This is a crazy hole. Unlike what I said above about drivable par fours, this one actually is drivable, but that is made up for with the insanity of the green, which has crazy undulations and many tiers. Even if you hit your drive right next to the green, you may very well walk away with a bogey. I guess I was too busy butchering the hole, though, to get a good photo of the green.
Fourteenth hole from the fairway.
15th-131 yard par three.
Great little par three here with a wide narrow green. Again, short, but if you miss the green, you will have quite a tough shot.
16th-442 yard par four.
Fantastic hole. The tee shot doglegs right, then the approach is straight away over a big waste area with a bail out area to the left. But, if you go left, then you will have to navigate a difficult hill protecting the left of the green. The green complex is really noteworthy. I hit my approach to the left edge of the green (about twenty yards to the left of the pin). Hit it perfectly and it caught the slope of the green and filtered back towards the pin to leave a twenty foot putt.
My lie on my second to sixteen. Perfectly sitting up on a tee of sand between footprints.
Approach to sixteen.
17th-189 yard par three.
This was one of my favorite holes on the course and reminded me a lot of the 15th at Chambers Bay. Downhill over a large waste area. Again, the green has a severe slope on it from left to right, so aim at the left part of the green and let it feed back.

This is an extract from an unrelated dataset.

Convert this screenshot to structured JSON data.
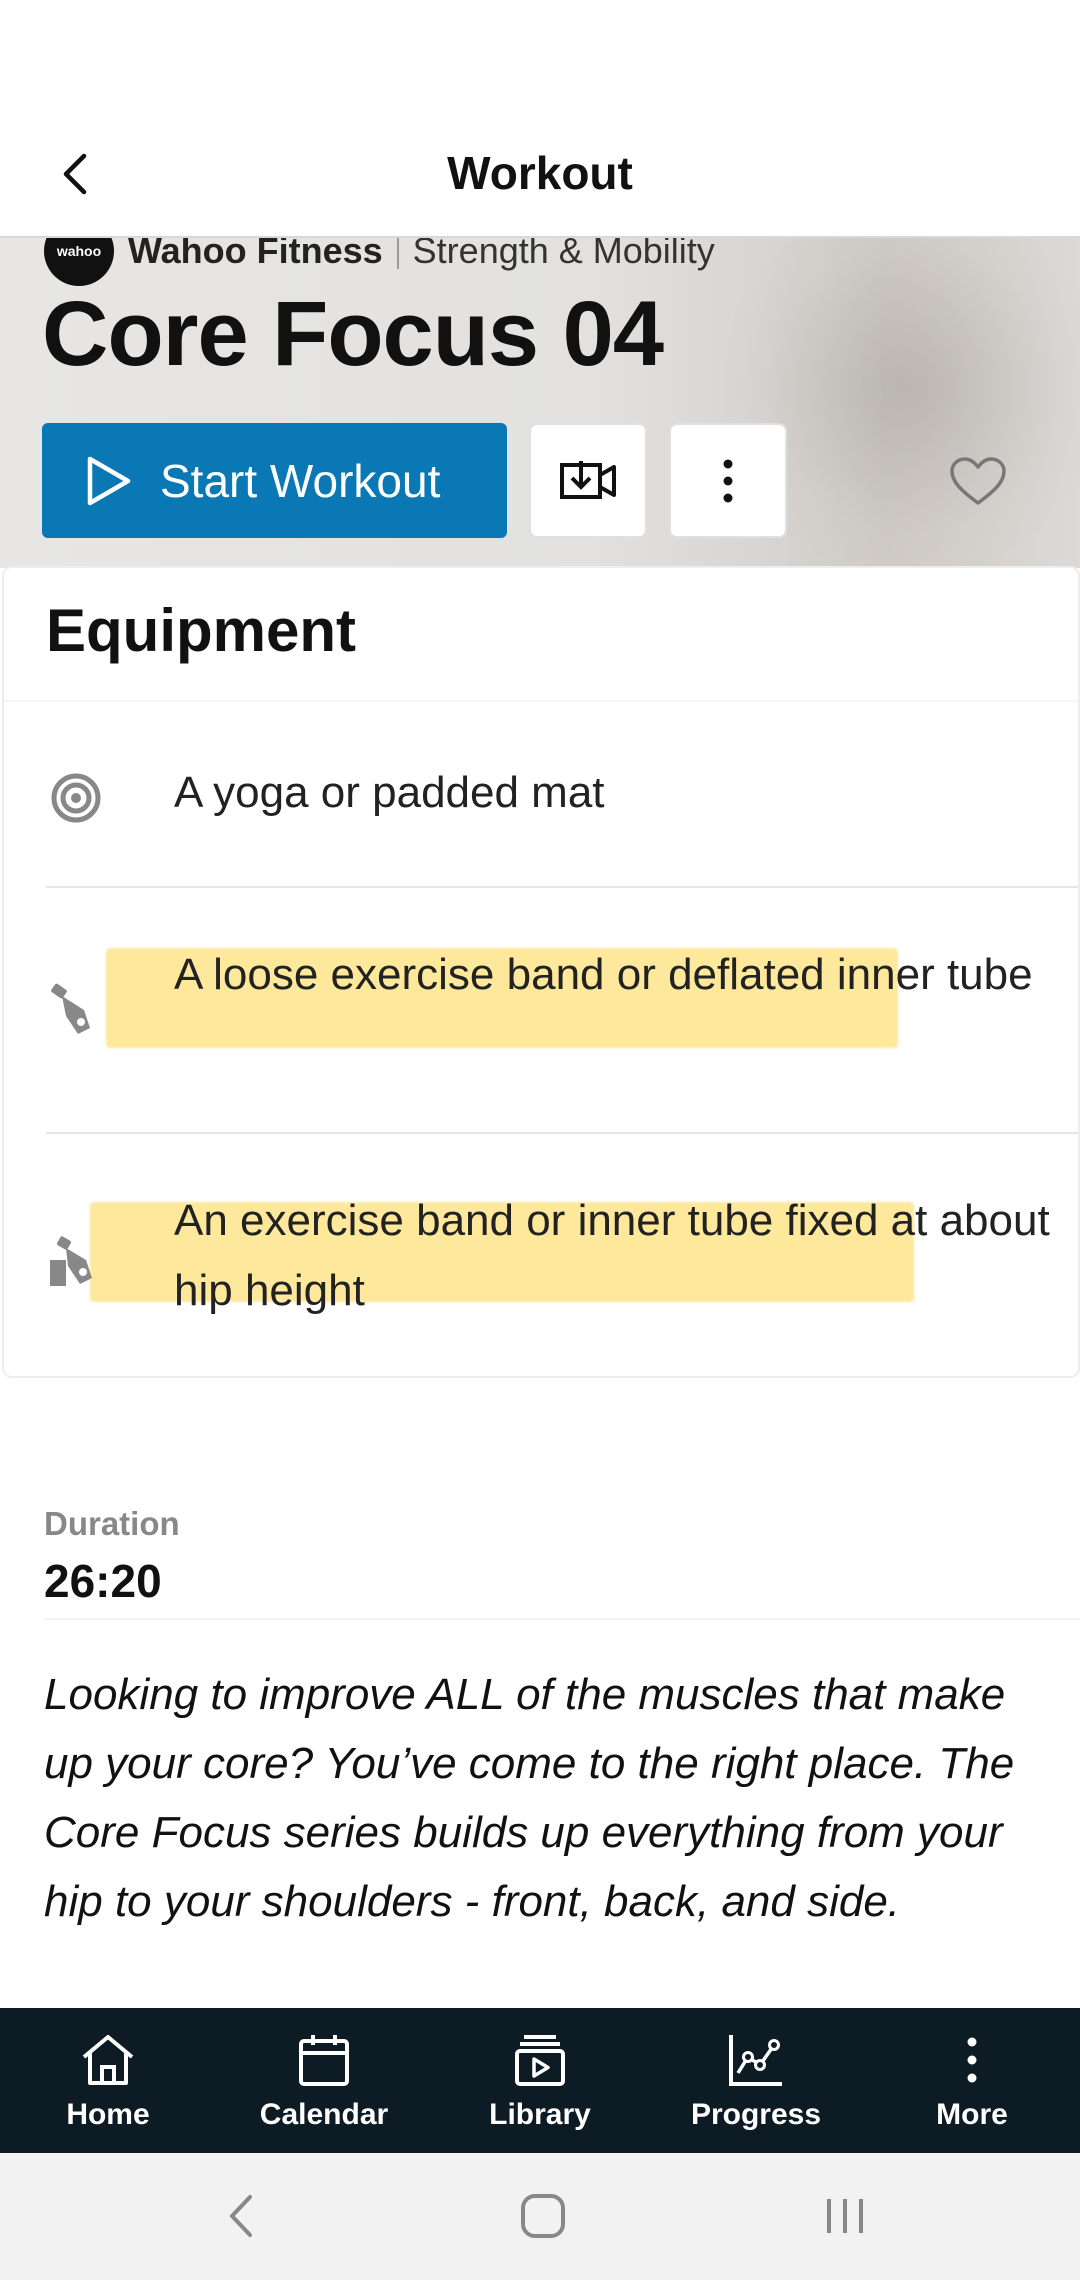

18th-530 yard par five.
Fantastic closing hole. Lots of places to get in trouble with your drive--sand on the left and marsh on the right. But it is really the approach over a deep gorge to a green backdropped by a huge dune that defines the hole.
Looking backwards down 18 over the gorge that protects the front of the green.
Again, looking backwards up eighteen. You need not carry the gorge and can, instead, play to the left. This photo shows how steep the slope is that runs down the fairway.
Quite the course. The closing stretch of holes is particularly fantastic--starting with the drivable 14th, every hole thereafter is a strong hole. I wouldn't be surprised if some people thought 17 and 18 were their favorite holes on the course. Then throw in the par three fifth with the steep bunker in front and the punchbowl ninth, the course is full of holes you will never forget.
I imagine I will be back and can't wait to have another shot at it.